Last night’s episode of Australian Survivor was a landmark moment for multiple reasons. It was the official merge episode, meaning the people making up the Brains and Brawn tribes had lasted to the halfway point, and contestants could start playing a more individual game. It also held a pivotal moment at tribal council – an idol was exchanged after the votes were counted and the idol owner was eliminated.

Sunday night’s massive episode culminated in an all-in tribal council where Hayley played her idol to save Laura, who the former Brawn alliance was targeting that week with eight votes. In doing that, the valid votes then landed on Dani and Kez, with the scales tipped towards Kez.

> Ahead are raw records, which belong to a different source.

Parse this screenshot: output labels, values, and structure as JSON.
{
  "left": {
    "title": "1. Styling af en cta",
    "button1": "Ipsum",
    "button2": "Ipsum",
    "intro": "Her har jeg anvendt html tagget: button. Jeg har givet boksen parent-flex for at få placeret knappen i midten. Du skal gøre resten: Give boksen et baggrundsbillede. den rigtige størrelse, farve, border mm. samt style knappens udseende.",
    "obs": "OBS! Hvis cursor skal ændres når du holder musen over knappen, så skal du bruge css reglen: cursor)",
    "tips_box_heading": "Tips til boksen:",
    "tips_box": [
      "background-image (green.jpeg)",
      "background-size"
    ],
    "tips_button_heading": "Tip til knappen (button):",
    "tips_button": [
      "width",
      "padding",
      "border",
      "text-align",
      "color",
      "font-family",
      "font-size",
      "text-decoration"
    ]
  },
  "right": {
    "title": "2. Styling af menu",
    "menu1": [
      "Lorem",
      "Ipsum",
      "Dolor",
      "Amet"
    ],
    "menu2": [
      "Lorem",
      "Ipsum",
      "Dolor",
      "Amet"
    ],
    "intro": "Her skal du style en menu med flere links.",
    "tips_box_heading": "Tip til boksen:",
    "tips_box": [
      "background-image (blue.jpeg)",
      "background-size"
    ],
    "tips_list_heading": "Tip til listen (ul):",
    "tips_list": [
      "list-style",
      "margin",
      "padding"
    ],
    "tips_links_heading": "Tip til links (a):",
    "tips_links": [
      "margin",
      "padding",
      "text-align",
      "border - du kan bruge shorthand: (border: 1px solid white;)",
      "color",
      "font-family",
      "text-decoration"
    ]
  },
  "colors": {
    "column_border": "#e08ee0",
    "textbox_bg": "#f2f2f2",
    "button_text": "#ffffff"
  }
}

Earlier in the episode, Kez had very publicly found herself a hidden immunity idol by the river, and because she didn’t play it before the votes were read, she was set to head home with it in her pocket. That was, until she sneakily handed it off to Flick after she’s been booted but before she had her torch snuffed.


It’s largely known in the Survivor universe that an idol is considered “dead” if the person who possesses it is eliminated from the game without it being played. Hell, it’s how Simon went home last week with two idols in his pocket.

So when Kez passed her idol over to Flick, everyone watching at home assumed it was dead – meaning Flick could not play it to save herself or someone else at a future vote.

Maybe the producers would let her keep the idol and Johnathan LaPaglia would be like “this is a dead idol and cannot be played” when she tried to save her own ass. Surely it was going to be a harbinger of chaos, continuing the theme of this year’s season that’s finally brought the Aussie franchise up to the energy of the US.

Apparently, this is not the case for the Aussie version of the show.

Former Australian Survivor player Nick Iadanza took to Twitter to clear the air when fans went into overdrive about the illegal idol exchange. Apparently the rules about transferring idols changed before All Stars in 2020, allowing contestants to hand off their idols after the votes had been read but before their torch gets snuffed.

Nick said that when he saw the rule, it didn’t change his drive to try and flush out idols from other players, and if anything it made him start to watch everyone very closely at Tribal Councils.

Apparently the exact same thing happened in Survivor South Africa this week, so it’s not just something that’s applicable to only the Australian edition.

This tribe has spoken, and it says this new rule is some real bullshit.

Image: 10Play / Australian Survivor